The Idaho State Department of Agriculture, established in 1919, supports and regulates one of the state’s most important industries with a mission of “Serving consumers and agriculture by safeguarding the public, plants, animals, and the environment through education and regulation.” www.agri.idaho.org
The Washington State Department of Agriculture serves the people of Washington by supporting the agricultural community and promoting consumer and environmental protection. http://agr.wa.gov/
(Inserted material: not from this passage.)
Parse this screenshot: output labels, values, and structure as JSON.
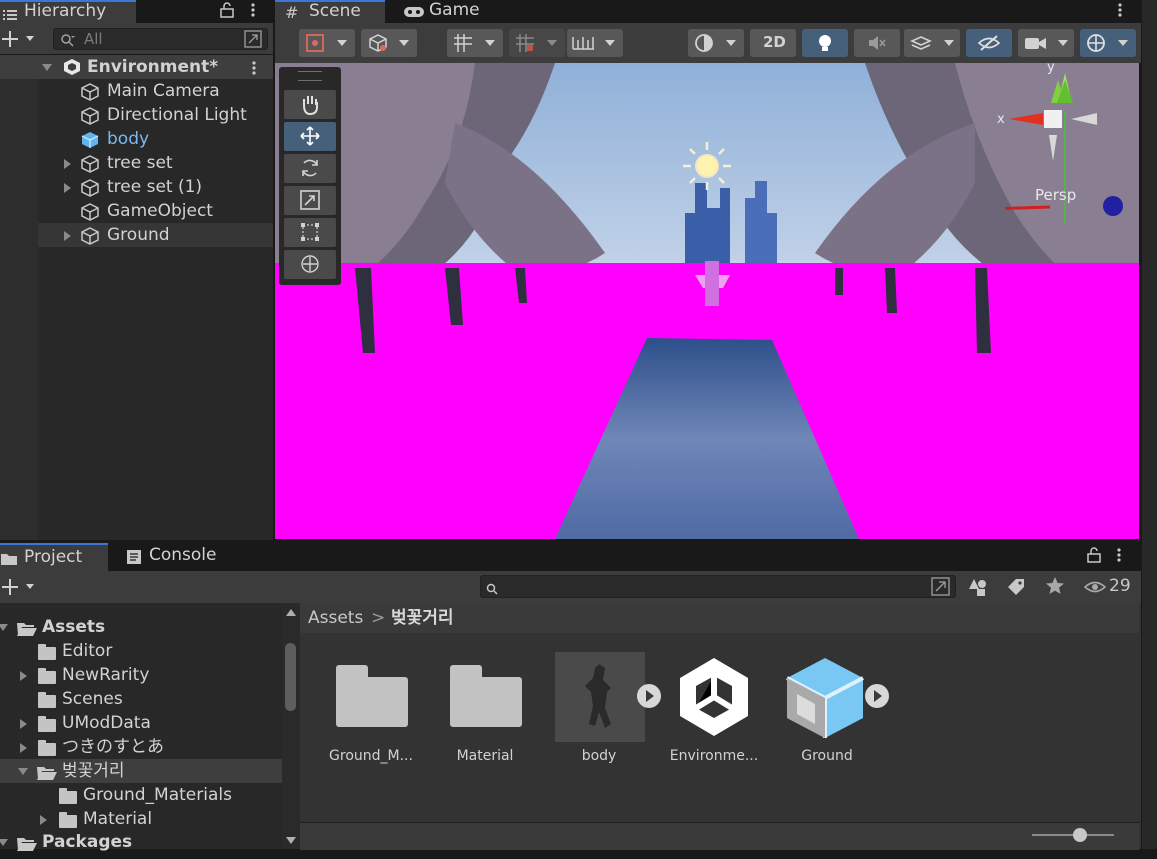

Southern Idaho is known as “America’s Most Diverse Food Basket”, with food production, food processing and food science serving as the economic foundation for the region. This six-county region leads Idaho’s agribusiness sector, contributing well over half of the state’s Ag receipts. Few if any other region in the country has the depth in agribusiness as is found in southern Idaho. The area is part of an exclusive club of 24-communities nationally that earned the Federal Manufacturing Community ‘seal of approval’ — and only one of four (and the smallest community) in the U.S. recognized in the food manufacturing category. The area’s food production, processing, and science industrial sectors contain a significant mix of key technologies and supply chain elements, making it a regional manufacturing focus.
TechHelp manufacturing specialists provide technical and professional assistance, training and information to Idaho manufacturers, processors and inventors to help them strengthen their global competitiveness through product and process improvements. We offer advanced manufacturing services that help Idaho companies drive bottom line savings and top line growth. www.techhelp.org